ACTIVITY:
Each line with the word "take" must appear in the answer, copied from the records.

Records from a collection:
____
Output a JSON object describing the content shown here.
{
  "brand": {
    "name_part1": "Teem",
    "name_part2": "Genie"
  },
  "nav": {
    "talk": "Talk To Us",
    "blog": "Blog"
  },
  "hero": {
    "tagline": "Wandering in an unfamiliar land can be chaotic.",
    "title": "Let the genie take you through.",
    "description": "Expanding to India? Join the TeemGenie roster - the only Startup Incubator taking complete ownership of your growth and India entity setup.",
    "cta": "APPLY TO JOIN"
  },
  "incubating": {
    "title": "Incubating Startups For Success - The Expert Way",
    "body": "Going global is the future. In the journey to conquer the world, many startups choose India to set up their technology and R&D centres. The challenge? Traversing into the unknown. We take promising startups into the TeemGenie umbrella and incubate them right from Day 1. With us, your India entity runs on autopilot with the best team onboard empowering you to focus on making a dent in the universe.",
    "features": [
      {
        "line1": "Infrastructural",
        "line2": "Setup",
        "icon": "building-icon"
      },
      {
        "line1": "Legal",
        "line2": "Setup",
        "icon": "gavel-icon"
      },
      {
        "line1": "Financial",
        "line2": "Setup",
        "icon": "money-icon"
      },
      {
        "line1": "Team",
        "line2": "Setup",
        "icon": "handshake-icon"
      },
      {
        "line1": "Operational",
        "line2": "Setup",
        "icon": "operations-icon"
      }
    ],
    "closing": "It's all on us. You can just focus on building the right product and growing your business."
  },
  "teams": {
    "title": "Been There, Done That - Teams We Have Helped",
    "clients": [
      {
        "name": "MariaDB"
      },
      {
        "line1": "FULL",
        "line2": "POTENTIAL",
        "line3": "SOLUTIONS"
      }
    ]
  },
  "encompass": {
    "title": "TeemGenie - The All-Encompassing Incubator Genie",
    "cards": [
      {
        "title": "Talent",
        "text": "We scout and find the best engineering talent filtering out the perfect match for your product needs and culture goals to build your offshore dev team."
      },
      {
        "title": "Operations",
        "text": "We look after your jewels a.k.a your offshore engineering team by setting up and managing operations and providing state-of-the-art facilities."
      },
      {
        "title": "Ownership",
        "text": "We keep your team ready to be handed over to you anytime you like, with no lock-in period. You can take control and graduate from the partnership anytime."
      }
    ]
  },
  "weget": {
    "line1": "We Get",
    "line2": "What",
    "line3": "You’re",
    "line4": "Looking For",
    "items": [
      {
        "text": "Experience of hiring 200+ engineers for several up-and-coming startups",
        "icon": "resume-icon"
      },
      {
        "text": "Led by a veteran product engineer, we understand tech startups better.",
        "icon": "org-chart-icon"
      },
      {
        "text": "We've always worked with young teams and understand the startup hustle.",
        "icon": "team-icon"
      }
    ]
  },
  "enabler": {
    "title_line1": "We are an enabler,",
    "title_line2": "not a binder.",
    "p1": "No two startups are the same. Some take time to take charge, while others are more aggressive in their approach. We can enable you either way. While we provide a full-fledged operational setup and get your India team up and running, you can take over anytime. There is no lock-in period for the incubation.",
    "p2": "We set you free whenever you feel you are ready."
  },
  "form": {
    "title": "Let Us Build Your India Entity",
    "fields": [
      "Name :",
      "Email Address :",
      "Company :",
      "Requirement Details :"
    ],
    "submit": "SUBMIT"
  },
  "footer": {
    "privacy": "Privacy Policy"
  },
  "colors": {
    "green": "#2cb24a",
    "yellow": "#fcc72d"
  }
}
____
THE ANSWER:
    "title": "Let the genie take you through.",
    "body": "Going global is the future. In the journey to conquer the world, many startups choose India to set up their technology and R&D centres. The challenge? Traversing into the unknown. We take promising startups into the TeemGenie umbrella and incubate them right from Day 1. With us, your India entity runs on autopilot with the best team onboard empowering you to focus on making a dent in the universe.",
        "text": "We keep your team ready to be handed over to you anytime you like, with no lock-in period. You can take control and graduate from the partnership anytime."
    "p1": "No two startups are the same. Some take time to take charge, while others are more aggressive in their approach. We can enable you either way. While we provide a full-fledged operational setup and get your India team up and running, you can take over anytime. There is no lock-in period for the incubation.",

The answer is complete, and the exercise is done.